  5. Mark, I'm sorry to hear dealing with our shared cover artist and the revelations about him caused you such thoughts. I was disappointed. I felt more than naive, I felt duped. He even used one of my novel covers for his own novel cover, just changing it from silver and gray to lavender. I thought, okay, but sheesh, you could have told me you were going to do it. As a friend, I thought he would have. Still, that was no really big deal. It was that I worried someone else had paid him good money for something that wasn't what they thought they were getting. Don't let what happened cause you to distrust all artists. Most of them are wonderful people. Don't let anything, especially of this nature, ever hold you back. I can tell by your eloquent writing of your post that this is the profession you should be in. I know losing that cover artist was a shock, but there are many more, (Jeffrey Kosh for one)who won't reuse your cover or charge you an arm or leg or firstborn child or steal artwork to make your cover. It's as I said, the secrets get out. This is the information age. You can't hide and you can't lie, not very much, and think it will fly. You're going to be fine, Mark. At least now there's no threat of being involved in having a cover some other artist claims belonged to him. Just keep believing, live your life with as much integrity as you can, and let the rest of it take care of itself. Thanks for your post.

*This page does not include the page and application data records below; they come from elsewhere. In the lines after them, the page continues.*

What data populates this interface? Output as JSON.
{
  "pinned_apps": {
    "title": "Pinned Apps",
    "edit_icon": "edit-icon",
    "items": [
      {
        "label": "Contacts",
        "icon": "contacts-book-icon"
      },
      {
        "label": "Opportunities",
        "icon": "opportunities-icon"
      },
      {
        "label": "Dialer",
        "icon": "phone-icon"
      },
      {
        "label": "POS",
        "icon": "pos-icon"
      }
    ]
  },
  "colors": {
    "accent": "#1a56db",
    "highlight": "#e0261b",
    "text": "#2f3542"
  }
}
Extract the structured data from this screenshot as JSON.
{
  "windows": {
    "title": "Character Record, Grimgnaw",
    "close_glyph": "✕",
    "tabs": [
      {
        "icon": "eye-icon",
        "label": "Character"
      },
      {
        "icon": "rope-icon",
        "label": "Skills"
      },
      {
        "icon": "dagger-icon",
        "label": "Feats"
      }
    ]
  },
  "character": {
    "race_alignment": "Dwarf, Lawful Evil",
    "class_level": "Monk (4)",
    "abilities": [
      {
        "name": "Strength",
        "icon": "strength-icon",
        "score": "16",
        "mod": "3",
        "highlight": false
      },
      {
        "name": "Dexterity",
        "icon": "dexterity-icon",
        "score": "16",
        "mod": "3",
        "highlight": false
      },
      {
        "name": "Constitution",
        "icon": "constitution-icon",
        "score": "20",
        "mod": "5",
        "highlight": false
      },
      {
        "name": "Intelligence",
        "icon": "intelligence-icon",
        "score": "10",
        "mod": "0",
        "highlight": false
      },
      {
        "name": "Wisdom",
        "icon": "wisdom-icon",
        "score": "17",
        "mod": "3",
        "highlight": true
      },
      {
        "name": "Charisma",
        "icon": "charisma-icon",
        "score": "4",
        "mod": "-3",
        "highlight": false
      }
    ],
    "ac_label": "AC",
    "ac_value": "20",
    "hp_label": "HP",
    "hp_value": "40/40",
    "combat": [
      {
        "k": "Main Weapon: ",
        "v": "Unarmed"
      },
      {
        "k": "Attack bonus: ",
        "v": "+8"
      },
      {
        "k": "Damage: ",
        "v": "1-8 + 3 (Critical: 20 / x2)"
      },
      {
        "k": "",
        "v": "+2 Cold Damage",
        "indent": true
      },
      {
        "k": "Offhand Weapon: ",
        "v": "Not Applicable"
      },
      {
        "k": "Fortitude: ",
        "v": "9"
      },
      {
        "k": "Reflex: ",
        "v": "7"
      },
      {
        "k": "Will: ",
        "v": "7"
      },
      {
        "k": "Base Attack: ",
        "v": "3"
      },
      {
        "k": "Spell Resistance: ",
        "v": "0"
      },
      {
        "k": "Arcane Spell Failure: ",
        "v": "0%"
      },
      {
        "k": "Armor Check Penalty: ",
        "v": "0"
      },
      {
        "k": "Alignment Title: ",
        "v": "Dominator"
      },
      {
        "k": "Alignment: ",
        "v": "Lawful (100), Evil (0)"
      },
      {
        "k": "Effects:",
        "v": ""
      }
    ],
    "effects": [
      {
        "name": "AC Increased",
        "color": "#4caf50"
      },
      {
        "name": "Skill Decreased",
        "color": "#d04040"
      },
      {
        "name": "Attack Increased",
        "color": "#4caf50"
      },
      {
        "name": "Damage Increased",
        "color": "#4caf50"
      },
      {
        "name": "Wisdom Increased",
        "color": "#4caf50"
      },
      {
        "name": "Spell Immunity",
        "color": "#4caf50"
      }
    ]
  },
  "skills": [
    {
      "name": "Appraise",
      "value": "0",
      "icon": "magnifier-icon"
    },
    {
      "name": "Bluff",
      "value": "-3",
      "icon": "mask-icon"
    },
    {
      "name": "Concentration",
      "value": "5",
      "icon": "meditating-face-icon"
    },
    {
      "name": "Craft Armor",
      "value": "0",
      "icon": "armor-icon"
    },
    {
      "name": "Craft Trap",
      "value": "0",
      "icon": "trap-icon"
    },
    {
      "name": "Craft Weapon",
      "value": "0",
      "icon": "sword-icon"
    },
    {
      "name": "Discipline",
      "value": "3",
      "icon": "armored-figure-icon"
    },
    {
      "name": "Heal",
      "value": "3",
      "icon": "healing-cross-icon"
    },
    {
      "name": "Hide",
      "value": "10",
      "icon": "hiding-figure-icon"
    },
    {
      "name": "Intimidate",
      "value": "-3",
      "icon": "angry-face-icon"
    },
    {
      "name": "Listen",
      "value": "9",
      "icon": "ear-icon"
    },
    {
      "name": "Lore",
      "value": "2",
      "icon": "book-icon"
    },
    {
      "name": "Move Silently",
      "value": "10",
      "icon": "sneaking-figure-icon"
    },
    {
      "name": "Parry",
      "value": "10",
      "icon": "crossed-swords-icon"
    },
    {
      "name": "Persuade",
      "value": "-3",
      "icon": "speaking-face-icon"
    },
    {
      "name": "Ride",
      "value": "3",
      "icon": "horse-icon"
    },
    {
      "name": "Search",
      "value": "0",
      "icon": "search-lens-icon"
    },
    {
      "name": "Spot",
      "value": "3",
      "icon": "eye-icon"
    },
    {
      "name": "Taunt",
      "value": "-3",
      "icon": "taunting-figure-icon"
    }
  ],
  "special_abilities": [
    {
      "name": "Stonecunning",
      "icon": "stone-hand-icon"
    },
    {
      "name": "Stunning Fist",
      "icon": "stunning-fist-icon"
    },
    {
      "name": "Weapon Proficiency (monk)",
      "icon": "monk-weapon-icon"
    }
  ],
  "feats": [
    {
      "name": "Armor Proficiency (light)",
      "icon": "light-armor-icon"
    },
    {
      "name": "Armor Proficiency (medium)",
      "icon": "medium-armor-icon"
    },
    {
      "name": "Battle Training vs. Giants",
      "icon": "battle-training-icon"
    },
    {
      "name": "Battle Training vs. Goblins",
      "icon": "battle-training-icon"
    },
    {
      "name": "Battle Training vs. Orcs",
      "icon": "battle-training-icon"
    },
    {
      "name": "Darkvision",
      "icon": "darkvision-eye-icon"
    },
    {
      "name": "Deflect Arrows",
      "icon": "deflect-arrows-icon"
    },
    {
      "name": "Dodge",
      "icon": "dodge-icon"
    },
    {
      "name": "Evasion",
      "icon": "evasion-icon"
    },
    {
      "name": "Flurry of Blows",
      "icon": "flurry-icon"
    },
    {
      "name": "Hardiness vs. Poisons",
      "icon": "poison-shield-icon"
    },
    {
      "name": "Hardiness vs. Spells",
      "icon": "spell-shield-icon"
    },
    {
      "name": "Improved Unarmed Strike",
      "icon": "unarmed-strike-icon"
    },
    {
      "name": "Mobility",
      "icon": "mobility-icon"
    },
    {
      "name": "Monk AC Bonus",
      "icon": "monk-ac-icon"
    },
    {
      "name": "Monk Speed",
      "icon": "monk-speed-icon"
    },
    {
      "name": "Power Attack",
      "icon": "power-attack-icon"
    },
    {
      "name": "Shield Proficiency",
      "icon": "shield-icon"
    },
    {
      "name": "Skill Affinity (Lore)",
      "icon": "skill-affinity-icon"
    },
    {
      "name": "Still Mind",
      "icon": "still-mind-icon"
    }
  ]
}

  6. Morna, in your case you may have to turn into a detective. Go to the last person repeating the rumors against you. Ask who told that person and go to that one. Ask again, go to the next one. Track it down, if you can. If it was not too damaging, however, this could take precious time and energy. Rise above it. Live and act with all integrity and that will overcome any mean spirited rumor mill. I'm sorry that's happened to you and I hope it works out better in the future.